Data records:
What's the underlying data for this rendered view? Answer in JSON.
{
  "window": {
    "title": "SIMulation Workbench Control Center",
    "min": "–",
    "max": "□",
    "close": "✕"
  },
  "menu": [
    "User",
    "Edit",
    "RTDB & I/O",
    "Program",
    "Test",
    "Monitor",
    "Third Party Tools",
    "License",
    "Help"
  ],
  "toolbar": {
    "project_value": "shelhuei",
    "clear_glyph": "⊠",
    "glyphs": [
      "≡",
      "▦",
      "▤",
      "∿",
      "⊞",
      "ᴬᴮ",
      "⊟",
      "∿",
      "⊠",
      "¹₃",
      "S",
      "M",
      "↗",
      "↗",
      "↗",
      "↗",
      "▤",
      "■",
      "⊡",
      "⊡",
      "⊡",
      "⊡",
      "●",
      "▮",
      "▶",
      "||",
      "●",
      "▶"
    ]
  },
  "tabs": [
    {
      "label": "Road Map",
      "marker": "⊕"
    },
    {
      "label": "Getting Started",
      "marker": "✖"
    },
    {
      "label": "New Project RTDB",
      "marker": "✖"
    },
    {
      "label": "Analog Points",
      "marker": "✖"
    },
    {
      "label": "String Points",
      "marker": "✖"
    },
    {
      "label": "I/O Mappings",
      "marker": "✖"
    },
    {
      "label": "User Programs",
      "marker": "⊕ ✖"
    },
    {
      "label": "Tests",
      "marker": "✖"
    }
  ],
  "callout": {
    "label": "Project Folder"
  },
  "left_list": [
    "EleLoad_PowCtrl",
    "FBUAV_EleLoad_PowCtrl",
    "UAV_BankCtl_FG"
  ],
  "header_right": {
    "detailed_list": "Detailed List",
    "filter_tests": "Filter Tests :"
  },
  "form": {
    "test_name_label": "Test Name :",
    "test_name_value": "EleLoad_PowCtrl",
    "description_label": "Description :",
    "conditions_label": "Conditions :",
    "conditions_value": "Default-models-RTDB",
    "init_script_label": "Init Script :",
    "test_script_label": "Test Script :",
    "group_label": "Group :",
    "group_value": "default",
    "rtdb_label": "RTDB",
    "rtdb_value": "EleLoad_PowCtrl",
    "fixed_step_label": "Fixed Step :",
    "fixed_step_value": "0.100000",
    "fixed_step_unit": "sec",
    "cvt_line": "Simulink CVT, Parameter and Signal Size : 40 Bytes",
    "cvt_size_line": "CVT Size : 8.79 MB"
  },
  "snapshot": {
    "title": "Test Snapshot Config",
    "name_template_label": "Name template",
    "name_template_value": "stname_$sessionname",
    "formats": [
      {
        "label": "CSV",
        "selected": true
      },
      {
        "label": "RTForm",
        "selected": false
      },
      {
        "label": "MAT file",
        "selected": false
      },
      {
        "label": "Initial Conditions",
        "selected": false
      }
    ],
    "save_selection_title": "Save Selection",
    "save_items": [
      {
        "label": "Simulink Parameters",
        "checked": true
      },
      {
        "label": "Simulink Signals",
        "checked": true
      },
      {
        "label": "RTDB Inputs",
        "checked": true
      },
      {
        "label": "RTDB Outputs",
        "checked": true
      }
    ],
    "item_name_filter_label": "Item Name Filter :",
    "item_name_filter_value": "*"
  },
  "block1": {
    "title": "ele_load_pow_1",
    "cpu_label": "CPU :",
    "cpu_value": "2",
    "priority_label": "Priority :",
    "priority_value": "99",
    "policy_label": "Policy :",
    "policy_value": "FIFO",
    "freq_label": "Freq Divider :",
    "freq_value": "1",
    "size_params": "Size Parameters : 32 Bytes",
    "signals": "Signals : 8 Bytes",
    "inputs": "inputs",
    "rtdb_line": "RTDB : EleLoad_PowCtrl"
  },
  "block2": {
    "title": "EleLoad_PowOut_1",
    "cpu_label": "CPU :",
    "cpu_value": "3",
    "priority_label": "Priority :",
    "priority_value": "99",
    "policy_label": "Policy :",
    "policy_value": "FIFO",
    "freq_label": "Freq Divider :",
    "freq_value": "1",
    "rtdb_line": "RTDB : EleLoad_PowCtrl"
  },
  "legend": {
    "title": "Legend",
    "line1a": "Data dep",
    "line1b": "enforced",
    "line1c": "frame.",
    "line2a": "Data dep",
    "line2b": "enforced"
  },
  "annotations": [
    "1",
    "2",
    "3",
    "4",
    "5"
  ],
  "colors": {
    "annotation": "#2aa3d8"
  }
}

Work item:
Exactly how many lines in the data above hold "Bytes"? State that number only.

Reply to the exercise:
3